City of Bat Yam closes synagogues

This is the first time that a major city has made a sweeping decision to close synagogues for a lengthy time period.

Arutz Sheva Staff ,

Tzvika Brot
Tzvika Brot
Shlomi Yosef

Bat Yam Mayor Tzvika Brot on Wednesday evening ordered the closure of all the synagogues in the city as of Friday morning.

This is the first time ever that a major city has made a sweeping decision to close synagogues for a lengthy time period. The Bat Yam decision will be in effect for one month at this stage.

The meaning of the move is that, as of this coming Shabbat, tens of thousands of worshipers, out of the 160,000 residents of Bat Yam, will be forced to pray in their homes and not as part of an organized minyan (quorum of 10 Jewish adults).

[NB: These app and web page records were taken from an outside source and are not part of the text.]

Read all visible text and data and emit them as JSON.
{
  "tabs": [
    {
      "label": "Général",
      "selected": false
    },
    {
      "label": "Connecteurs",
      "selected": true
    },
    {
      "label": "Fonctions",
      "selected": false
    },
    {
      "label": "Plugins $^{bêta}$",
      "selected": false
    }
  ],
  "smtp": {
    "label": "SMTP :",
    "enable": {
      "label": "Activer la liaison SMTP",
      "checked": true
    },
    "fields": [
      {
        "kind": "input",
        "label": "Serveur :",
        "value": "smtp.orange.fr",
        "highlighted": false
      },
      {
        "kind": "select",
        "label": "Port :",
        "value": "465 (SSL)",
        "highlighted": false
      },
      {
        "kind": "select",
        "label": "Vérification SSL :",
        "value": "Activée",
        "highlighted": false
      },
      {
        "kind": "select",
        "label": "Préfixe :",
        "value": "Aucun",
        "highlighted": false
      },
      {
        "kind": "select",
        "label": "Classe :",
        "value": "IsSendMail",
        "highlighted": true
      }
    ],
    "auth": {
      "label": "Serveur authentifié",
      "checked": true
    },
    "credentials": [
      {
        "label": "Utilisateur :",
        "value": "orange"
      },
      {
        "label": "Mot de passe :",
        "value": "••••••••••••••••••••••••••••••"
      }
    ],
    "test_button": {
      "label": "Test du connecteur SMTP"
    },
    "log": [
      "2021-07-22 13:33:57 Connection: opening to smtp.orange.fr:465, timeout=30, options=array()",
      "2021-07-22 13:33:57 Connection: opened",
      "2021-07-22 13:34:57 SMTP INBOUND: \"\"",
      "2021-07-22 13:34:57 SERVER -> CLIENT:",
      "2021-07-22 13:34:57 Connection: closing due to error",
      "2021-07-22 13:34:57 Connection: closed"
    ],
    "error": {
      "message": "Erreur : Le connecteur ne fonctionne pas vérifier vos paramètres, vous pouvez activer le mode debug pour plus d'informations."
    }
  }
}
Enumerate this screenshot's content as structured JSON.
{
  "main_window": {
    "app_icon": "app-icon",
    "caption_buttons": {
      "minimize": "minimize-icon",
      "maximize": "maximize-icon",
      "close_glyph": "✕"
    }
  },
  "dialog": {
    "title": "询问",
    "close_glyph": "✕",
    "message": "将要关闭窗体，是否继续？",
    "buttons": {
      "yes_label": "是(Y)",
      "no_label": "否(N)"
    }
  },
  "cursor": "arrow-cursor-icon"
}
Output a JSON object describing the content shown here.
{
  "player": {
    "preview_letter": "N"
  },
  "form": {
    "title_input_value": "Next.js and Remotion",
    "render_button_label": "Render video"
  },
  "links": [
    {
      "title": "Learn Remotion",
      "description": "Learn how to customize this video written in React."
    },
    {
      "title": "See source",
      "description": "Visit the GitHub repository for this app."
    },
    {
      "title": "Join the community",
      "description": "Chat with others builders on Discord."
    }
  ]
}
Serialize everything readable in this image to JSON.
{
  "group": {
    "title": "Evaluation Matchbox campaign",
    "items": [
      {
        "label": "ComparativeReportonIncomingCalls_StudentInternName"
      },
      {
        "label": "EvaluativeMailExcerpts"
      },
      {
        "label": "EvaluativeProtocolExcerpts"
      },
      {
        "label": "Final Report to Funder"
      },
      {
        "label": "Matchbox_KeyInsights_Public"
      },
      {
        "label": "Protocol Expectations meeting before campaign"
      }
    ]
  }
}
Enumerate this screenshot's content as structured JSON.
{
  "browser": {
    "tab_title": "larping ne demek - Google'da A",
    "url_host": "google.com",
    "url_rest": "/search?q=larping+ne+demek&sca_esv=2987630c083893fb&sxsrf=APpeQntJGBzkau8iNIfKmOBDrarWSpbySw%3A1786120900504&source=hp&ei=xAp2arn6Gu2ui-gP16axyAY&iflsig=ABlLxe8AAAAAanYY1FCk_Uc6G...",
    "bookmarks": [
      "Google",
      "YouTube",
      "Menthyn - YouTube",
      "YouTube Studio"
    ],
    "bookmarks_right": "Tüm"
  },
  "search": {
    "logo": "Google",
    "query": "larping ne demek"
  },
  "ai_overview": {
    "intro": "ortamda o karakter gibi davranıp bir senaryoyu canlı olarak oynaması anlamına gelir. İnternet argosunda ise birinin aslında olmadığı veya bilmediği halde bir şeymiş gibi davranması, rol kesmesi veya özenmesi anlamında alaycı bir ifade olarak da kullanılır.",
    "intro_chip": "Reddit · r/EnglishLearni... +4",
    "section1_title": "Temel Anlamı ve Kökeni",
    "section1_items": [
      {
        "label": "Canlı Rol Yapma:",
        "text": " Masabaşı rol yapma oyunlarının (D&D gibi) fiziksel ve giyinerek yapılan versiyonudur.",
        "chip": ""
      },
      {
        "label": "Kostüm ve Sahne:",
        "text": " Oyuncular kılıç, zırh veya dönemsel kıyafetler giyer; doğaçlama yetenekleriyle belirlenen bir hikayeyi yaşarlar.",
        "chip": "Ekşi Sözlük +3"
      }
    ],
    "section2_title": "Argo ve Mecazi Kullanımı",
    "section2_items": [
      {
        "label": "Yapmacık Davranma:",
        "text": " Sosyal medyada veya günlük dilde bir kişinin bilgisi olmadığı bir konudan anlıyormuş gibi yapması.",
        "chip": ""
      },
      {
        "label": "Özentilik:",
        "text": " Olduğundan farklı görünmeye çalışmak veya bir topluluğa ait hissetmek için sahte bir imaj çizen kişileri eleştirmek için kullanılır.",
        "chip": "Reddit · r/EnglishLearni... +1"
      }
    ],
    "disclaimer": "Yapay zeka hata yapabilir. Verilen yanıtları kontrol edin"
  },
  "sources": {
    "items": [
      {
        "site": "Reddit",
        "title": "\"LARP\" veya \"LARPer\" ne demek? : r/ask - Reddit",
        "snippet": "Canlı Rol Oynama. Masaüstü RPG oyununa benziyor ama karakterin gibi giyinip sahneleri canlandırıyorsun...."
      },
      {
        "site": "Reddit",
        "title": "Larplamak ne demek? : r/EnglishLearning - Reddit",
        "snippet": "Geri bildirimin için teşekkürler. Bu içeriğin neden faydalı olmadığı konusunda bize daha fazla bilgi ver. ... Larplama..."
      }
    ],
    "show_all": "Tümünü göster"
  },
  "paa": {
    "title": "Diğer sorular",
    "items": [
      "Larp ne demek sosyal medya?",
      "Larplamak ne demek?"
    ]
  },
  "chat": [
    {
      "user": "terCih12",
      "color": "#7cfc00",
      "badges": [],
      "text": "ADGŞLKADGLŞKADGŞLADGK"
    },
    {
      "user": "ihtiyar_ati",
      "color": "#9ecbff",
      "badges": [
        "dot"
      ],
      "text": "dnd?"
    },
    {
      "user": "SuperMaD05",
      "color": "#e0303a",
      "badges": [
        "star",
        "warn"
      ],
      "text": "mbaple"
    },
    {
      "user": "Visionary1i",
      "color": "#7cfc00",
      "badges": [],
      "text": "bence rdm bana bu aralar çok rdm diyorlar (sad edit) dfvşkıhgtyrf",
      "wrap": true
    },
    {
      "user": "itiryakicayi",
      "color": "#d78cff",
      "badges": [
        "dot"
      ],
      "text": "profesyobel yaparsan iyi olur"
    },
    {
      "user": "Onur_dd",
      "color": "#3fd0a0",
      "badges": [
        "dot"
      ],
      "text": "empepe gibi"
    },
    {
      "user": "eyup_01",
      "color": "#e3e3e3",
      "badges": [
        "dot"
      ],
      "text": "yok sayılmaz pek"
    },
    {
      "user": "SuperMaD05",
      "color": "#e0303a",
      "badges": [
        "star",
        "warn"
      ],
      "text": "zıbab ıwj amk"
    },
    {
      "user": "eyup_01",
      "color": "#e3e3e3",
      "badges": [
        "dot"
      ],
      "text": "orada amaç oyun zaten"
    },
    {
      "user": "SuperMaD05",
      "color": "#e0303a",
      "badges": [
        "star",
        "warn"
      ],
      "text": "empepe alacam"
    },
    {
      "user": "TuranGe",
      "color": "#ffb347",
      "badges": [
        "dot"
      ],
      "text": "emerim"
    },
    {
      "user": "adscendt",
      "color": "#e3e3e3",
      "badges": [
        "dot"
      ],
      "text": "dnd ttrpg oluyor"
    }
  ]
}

Brot made the decision after a series of assessments with professionals, and after speaking with the Chief Rabbi and the city's rabbis and receiving their backing for the move.

There are about 140 synagogues throughout the city, which will close for four weeks starting this Friday. Brot instructed the local police and municipal inspectors to enforce the closure in case any synagogues violate the directives which are intended to preserve public life and health.

At the same time, the municipality will be holding a massive public relations campaign to the worshipers, together with the rabbis and community leaders, asking the public to obey the closure orders. In addition, halakhic rulings of many rabbis stating that praying in synagogues is not permitted at this time and it is mandatory to stay home - including during the Passover period when the synagogues will still be closed - will be distributed to the residents.

Brot said on Wednesday evening, "This is a tough decision, but the equation is clear: If we keep the synagogues open - there is a high likelihood that more older people will die. The closure is designed to keep our residents alive, and reduce the risk of infection among city residents. This is a case of pikuach nefesh (the principle in Jewish law that the preservation of human life overrides virtually any other religious rule) and a life-saving step."